Such air strikes would be a regional escalation of the conflict inside Iraq where the Islamic militants have taken over cities in northern and western Iraq and threatened the stability of the Iraqi government.
It would also make Syria the second country that has been hostile to the U.S. apparently helping Iraq. There have been reports of Iranian troops intervening on behalf of the beleaguered Iraqi government.
ISIS fighters operate on both sides of the Syrian and Iraqi border. Syrian airstrikes would indicate that the government of Syrian President Bashar al Assad finds it advantageous in supporting the beleaguered government of Iraqi Prime Minister Nouri al Maliki.
According to the U.S. official, the United States has “pretty good information that the Syrians are behind the fighter aircraft bombing in western Al Anbar,” a province in Iraq that includes the Syrian border. The official said the United States is still trying to gather more information that Syria was behind the strikes.
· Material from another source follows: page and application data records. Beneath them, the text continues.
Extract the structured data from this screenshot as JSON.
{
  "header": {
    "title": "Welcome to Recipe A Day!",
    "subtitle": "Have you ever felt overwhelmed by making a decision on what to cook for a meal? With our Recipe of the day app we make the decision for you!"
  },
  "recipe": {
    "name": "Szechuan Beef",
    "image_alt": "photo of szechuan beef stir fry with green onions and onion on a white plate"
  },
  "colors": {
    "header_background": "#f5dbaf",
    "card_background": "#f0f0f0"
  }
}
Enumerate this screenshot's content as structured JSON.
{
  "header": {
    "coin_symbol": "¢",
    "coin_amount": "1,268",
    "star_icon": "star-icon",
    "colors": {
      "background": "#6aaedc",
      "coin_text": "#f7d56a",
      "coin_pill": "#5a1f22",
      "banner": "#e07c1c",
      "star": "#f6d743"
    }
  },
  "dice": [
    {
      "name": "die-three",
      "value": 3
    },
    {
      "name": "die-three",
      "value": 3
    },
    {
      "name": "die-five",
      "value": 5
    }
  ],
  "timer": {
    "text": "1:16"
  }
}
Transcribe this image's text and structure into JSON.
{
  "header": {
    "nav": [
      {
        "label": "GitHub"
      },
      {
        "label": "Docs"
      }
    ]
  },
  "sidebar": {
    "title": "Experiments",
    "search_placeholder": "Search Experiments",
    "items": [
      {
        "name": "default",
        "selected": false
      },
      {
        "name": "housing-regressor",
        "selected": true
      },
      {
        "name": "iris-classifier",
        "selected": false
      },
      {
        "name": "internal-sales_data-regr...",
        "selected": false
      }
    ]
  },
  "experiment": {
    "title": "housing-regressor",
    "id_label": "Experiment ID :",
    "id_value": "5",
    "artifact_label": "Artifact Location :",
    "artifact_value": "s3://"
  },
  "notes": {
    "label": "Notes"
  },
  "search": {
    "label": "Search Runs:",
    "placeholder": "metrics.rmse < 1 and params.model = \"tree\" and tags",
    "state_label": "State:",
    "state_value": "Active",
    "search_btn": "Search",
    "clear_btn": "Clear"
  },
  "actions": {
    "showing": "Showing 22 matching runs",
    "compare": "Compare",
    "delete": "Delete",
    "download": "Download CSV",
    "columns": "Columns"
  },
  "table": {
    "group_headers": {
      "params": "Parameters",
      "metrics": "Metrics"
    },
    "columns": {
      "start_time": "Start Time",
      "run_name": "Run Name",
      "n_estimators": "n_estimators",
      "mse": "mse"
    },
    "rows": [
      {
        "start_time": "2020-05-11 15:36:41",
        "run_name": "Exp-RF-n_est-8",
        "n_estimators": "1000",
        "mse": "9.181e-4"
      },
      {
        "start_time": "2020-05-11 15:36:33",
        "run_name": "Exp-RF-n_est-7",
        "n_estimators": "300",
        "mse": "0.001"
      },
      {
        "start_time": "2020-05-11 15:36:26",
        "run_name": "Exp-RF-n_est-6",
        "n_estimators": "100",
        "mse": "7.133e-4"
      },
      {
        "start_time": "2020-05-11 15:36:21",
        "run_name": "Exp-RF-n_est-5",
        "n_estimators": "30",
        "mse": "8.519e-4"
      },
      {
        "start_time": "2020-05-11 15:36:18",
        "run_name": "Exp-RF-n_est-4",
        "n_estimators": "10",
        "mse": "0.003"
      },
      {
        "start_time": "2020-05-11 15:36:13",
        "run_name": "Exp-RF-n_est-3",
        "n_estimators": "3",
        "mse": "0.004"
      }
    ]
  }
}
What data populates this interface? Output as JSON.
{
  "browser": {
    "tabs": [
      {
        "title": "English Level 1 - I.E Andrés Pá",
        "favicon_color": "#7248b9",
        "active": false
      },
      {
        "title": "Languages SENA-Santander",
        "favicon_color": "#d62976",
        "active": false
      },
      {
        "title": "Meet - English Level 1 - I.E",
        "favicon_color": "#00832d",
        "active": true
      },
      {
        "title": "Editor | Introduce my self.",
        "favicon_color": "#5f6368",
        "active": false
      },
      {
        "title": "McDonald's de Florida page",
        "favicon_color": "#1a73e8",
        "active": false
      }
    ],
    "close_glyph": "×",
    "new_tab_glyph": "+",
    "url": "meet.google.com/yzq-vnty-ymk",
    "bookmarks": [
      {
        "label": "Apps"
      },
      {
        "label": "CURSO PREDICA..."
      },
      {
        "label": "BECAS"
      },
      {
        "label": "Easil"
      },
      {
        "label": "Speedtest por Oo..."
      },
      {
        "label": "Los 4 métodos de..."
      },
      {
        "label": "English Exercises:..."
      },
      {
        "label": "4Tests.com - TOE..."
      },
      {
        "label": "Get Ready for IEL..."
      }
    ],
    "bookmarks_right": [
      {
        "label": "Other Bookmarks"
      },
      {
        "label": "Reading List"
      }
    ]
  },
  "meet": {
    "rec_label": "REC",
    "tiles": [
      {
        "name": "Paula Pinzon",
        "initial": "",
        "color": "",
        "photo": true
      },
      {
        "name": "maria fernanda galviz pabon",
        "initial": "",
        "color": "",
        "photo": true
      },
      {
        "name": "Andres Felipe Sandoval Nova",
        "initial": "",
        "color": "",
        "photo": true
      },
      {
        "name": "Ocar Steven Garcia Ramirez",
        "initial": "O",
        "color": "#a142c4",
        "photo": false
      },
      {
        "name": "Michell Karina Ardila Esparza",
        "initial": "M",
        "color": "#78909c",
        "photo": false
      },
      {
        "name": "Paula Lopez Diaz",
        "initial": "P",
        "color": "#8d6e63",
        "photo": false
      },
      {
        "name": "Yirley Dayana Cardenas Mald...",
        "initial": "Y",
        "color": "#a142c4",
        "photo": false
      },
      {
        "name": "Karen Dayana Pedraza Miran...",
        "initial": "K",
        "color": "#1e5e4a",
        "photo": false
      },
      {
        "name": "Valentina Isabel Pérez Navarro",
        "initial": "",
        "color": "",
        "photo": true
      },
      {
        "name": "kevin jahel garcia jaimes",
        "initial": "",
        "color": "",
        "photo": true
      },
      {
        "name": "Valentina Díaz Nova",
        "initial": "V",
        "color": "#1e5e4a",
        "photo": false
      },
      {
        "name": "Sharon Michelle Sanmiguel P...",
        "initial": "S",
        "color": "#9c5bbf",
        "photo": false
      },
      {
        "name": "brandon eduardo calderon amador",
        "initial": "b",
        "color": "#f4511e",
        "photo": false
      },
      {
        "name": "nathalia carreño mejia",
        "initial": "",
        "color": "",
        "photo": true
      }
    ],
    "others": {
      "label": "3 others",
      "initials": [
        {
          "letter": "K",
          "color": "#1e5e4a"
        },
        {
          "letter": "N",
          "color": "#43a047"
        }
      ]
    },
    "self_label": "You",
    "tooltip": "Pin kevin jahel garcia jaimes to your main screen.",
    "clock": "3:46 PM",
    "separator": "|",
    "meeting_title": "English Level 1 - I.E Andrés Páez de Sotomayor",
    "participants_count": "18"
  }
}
It’s not clear where the jets attacked, but over the weekend ISIS fighters took control of al Qaim and Rutba, both cities located near the Iraq-Syrian border.
A U.S. official also said it was not clear whether the Iraqi government requested or authorized Syrian air strikes in Iraqi territory.
Reports from Iraqi news outlets said U.S. air strikes had hit ISIS fighters, prompting the Pentagon to deny that it had launched air strikes. “Press reports that U.S. drones struck ISIL [ISIS] targets in Iraq today are false. No such action has been taken,” said Pentagon Press Secretary Rear Admiral John Kirby.
Since the escalation of the fighting in Iraq the United States military has been flying manned and unmanned surveillance flights over Iraq to share information about ISIS targets with the Iraqi government. A Pentagon spokesman said today that the U.S. is now flying between 30 and 35 surveillance flights daily over Iraq.
The Obama administration considered airstrikes inside Iraq to stop the momentum of ISIS advances in northern Iraq, but so far has opted not to do so because it would appear that it was taking sides in the conflict. ISIS is an Sunni Muslim force augmented by the Sunni tribes in northern and western Iraq, while the Iraqi government and its army is overwhelmingly composed of Shiite Muslims.
Instead President Obama announced last week that he had authorized sending up to 300 military advisers to Iraq to assist the Iraqi military in its fight with ISIS.
Kirby announced today that 90 advisers had arrived in Baghdad to establish a Joint Operations Center in Baghdad. They will join two initial teams crafted from 40 military personnel working at the U.S. embassy in Baghdad. In coming days an additional four teams of 50 people will flow into Iraq from elsewhere in the U.S. Central Command area of responsibility.
Kirby stressed that the first mission for the teams would be to conduct assessments to help determine what advisory assistance they will provide in the next phase of their mission. They won’t be providing those assessments to their chain of command for another two to three weeks. Kirby said the assessments include assessing the cohesiveness and readiness of Iraqi Security Forces, the state of situation on the ground and ISIS activities, and providing recommendations about the advisory mission.
A U.S. intelligence official provided an assessment that there are between 3,000 and 5,000 ISIS fighters. Their numbers have swelled in recent weeks following the release of almost 1,500 prisoners from a prison in Mosul.
A senior intelligence official said there are approximately 10,000 ISIS fighters — roughly 7,000 in Syria and 3,000 in Iraq. There are between 3,000 and 5,000 foreign fighters who have been incorporated into ISIS ranks, making up part of that 10,000.
It is difficult to assess how many of the roughly 3,000 in Iraq are foreign fighters.